## [Your goal]
Your response should be the complete listing, returned exactly as written.

## [Given records]
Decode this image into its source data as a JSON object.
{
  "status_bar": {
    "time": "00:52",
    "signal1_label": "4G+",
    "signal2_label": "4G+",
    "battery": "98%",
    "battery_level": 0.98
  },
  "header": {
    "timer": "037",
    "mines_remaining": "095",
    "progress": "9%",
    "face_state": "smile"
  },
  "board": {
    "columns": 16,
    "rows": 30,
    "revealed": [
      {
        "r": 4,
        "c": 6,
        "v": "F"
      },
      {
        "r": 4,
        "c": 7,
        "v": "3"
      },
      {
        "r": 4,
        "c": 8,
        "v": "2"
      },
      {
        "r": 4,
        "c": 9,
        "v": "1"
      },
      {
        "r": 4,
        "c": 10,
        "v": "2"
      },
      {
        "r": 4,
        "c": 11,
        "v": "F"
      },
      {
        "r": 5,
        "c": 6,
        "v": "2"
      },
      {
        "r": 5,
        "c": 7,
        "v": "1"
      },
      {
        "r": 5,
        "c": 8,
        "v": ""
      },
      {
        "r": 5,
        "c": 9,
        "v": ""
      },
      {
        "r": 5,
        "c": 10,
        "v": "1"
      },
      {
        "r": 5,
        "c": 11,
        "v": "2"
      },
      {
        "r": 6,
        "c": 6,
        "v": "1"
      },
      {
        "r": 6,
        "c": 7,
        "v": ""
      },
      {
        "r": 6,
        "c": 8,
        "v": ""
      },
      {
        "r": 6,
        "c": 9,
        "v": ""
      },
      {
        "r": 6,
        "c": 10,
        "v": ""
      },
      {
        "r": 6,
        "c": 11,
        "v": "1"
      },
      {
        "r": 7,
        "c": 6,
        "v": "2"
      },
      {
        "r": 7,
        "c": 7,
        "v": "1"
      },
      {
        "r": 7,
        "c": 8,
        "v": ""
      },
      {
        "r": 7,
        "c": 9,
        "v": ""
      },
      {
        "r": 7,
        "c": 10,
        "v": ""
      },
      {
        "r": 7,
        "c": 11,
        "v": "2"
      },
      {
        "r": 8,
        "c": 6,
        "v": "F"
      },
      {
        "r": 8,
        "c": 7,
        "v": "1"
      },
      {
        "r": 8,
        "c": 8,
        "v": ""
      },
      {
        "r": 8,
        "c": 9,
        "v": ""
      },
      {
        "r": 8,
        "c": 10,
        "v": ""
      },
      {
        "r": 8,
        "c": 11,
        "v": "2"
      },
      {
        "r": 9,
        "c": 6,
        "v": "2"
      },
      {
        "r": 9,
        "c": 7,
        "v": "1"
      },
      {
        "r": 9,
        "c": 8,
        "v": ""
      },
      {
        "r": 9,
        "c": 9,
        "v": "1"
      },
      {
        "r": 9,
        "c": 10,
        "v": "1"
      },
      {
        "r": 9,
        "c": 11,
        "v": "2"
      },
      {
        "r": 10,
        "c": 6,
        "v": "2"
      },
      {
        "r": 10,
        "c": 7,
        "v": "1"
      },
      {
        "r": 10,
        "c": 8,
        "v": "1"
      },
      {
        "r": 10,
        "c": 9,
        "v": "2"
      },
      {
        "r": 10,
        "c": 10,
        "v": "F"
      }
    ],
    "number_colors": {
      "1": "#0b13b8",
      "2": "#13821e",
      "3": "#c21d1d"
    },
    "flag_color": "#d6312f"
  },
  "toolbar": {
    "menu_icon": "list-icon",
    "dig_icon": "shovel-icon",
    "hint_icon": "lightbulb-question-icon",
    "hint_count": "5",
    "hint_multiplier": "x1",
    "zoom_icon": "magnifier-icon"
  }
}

## [Response to this exercise]
Decode this image into its source data as a JSON object.
{
  "status_bar": {
    "time": "00:52",
    "signal1_label": "4G+",
    "signal2_label": "4G+",
    "battery": "98%",
    "battery_level": 0.98
  },
  "header": {
    "timer": "037",
    "mines_remaining": "095",
    "progress": "9%",
    "face_state": "smile"
  },
  "board": {
    "columns": 16,
    "rows": 30,
    "revealed": [
      {
        "r": 4,
        "c": 6,
        "v": "F"
      },
      {
        "r": 4,
        "c": 7,
        "v": "3"
      },
      {
        "r": 4,
        "c": 8,
        "v": "2"
      },
      {
        "r": 4,
        "c": 9,
        "v": "1"
      },
      {
        "r": 4,
        "c": 10,
        "v": "2"
      },
      {
        "r": 4,
        "c": 11,
        "v": "F"
      },
      {
        "r": 5,
        "c": 6,
        "v": "2"
      },
      {
        "r": 5,
        "c": 7,
        "v": "1"
      },
      {
        "r": 5,
        "c": 8,
        "v": ""
      },
      {
        "r": 5,
        "c": 9,
        "v": ""
      },
      {
        "r": 5,
        "c": 10,
        "v": "1"
      },
      {
        "r": 5,
        "c": 11,
        "v": "2"
      },
      {
        "r": 6,
        "c": 6,
        "v": "1"
      },
      {
        "r": 6,
        "c": 7,
        "v": ""
      },
      {
        "r": 6,
        "c": 8,
        "v": ""
      },
      {
        "r": 6,
        "c": 9,
        "v": ""
      },
      {
        "r": 6,
        "c": 10,
        "v": ""
      },
      {
        "r": 6,
        "c": 11,
        "v": "1"
      },
      {
        "r": 7,
        "c": 6,
        "v": "2"
      },
      {
        "r": 7,
        "c": 7,
        "v": "1"
      },
      {
        "r": 7,
        "c": 8,
        "v": ""
      },
      {
        "r": 7,
        "c": 9,
        "v": ""
      },
      {
        "r": 7,
        "c": 10,
        "v": ""
      },
      {
        "r": 7,
        "c": 11,
        "v": "2"
      },
      {
        "r": 8,
        "c": 6,
        "v": "F"
      },
      {
        "r": 8,
        "c": 7,
        "v": "1"
      },
      {
        "r": 8,
        "c": 8,
        "v": ""
      },
      {
        "r": 8,
        "c": 9,
        "v": ""
      },
      {
        "r": 8,
        "c": 10,
        "v": ""
      },
      {
        "r": 8,
        "c": 11,
        "v": "2"
      },
      {
        "r": 9,
        "c": 6,
        "v": "2"
      },
      {
        "r": 9,
        "c": 7,
        "v": "1"
      },
      {
        "r": 9,
        "c": 8,
        "v": ""
      },
      {
        "r": 9,
        "c": 9,
        "v": "1"
      },
      {
        "r": 9,
        "c": 10,
        "v": "1"
      },
      {
        "r": 9,
        "c": 11,
        "v": "2"
      },
      {
        "r": 10,
        "c": 6,
        "v": "2"
      },
      {
        "r": 10,
        "c": 7,
        "v": "1"
      },
      {
        "r": 10,
        "c": 8,
        "v": "1"
      },
      {
        "r": 10,
        "c": 9,
        "v": "2"
      },
      {
        "r": 10,
        "c": 10,
        "v": "F"
      }
    ],
    "number_colors": {
      "1": "#0b13b8",
      "2": "#13821e",
      "3": "#c21d1d"
    },
    "flag_color": "#d6312f"
  },
  "toolbar": {
    "menu_icon": "list-icon",
    "dig_icon": "shovel-icon",
    "hint_icon": "lightbulb-question-icon",
    "hint_count": "5",
    "hint_multiplier": "x1",
    "zoom_icon": "magnifier-icon"
  }
}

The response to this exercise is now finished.